چگونگی مشارکت، اثربخشی مدیریت IS و تاثیر نهایی محاسبات عملکرد IS در شرکت های تولیدی
|کد مقاله||سال انتشار||مقاله انگلیسی||ترجمه فارسی||تعداد کلمات|
|16556||2006||15 صفحه PDF||سفارش دهید||6962 کلمه|
Publisher : Elsevier - Science Direct (الزویر - ساینس دایرکت)
Journal : Information & Management, Volume 43, Issue 1, January 2006, Pages 93–107
A rapidly changing environment requires firms to adopt a customer-driven approach in managing their information systems. Study results indicate that firms with high levels of organizational involvement in IS related activities have higher levels of IS management effectiveness. In turn, these higher levels lead to lower levels of end-user self-reliance in application development and higher levels of end-user dependence on IS expertise. In our study, end-user self-reliance indicated the presence of independent end-users circumventing the IS unit by developing software applications and engaging in traditional IS activities. In contrast, end-user dependence on IS expertise indicated that end-users believed that the IS unit was a valuable and reliable source of technical knowledge and application support. More effective IS management practices, combined with higher end-user dependence on the IS expertise, were found to lead to improved perceptions of IS performance. Data were collected from 265 senior manufacturing managers who were selected because their perspective of IS activities and performance was desired and manufacturing units are an important user of the services. Structural equation modeling was used to test our hypotheses.
The information-based society requires firms to develop IS that are more flexible, integrative, responsive, and information rich. Firms must align their IS unit with core business processes. Multiple paths toward strategic alignment can exist and conflicts may arise when a firm's IS technology strategies exceeds its ability to align them with its business strategies. Misalignments in IS strategies, goals, and objectives may be avoided by increasing end-user involvement . The implementation of cross-functional decision processes creates greater work system integration, collapses traditional organizational boundaries, and promotes interdependent work . With greater organizational involvement comes a revised set of IS management practices that better fit the IS requirements of a firm operating in an information-intensive society. The result is improved IS management effectiveness  and . In contrast, a lack of effectiveness is often cited as a reason for end-users taking control of IS application development . Many firms remain dependent on the IS unit for software application skill and knowledge as well as technical expertise . An IS unit that delivers dependable and accurate service is viewed as reliable . Therefore, greater IS management effectiveness and end-users’ willingness to depend on IS expertise creates positive end-user perceptions of IS performance. When IS management is viewed as highly effective, users are more likely to report greater satisfaction with their systems and to exhibit high levels of IS performance . We developed and tested a framework that relates organizational involvement in IS development, IS management effectiveness, end-user self-reliance in application development, end-user dependence on IS expertise, and IS performance. To test this framework, valid and reliable measures were developed to assess each variable, except for IS performance where a proven measure by Raghunathan and Raghunathan was used. To develop these instruments and to test the structural model, data was collected from 265 senior manufacturing managers who depend heavily on IT to reduce costs and improve business processes effectiveness. Structural equation modeling was used to test the proposed relationships.

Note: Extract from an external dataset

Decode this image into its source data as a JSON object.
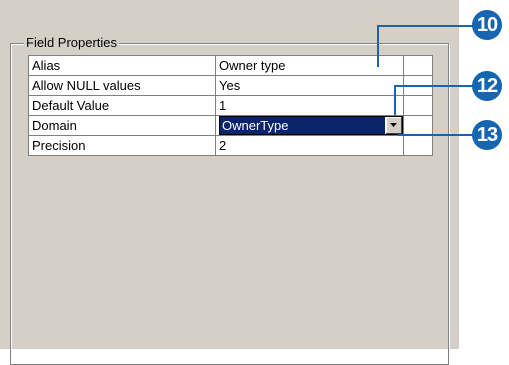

نتیجه گیری انگلیسی
We explored the relationship between the IS unit and end-user in the context of organizational involvement in IS related activities. Managers can create an environment that fosters cooperation and teamwork towards organizational rather than functional goals but in many firms, the relationship has been framed in an adversarial manner. If the IS unit asserts its authority to make the rules without the participation and cooperation of the other business units, end-users will continue to break them. If organizations can create an atmosphere of mutual respect and cooperation among these units for the common good of the firm, IS resources will be highly valued and effectively used and end-user perceptions of IS performance will increase. Increased IS strategic planning effectiveness, more highly responsive and better designed computing solutions, and more useful end-user training programs are significant improvements resulting from this process. Thus, self-reliant end-users or departments currently circumventing their IS unit should reconsider their actions and engage in a dialogue on the current status and future directions of the firm's IS unit. Our study provided valid and reliable measures for end-user involvement in IS related activities, cross-functional involvement in IS related activities, IS strategic planning effectiveness, IS responsiveness to organizational computing demands, end-user self-reliance in application development, and end-user dependence on IS expertise. Measures were developed carefully and proved through rigorous validation methods. The final instruments are short and easy to use. The instruments exceed generally accepted validity and reliability standards for basic research.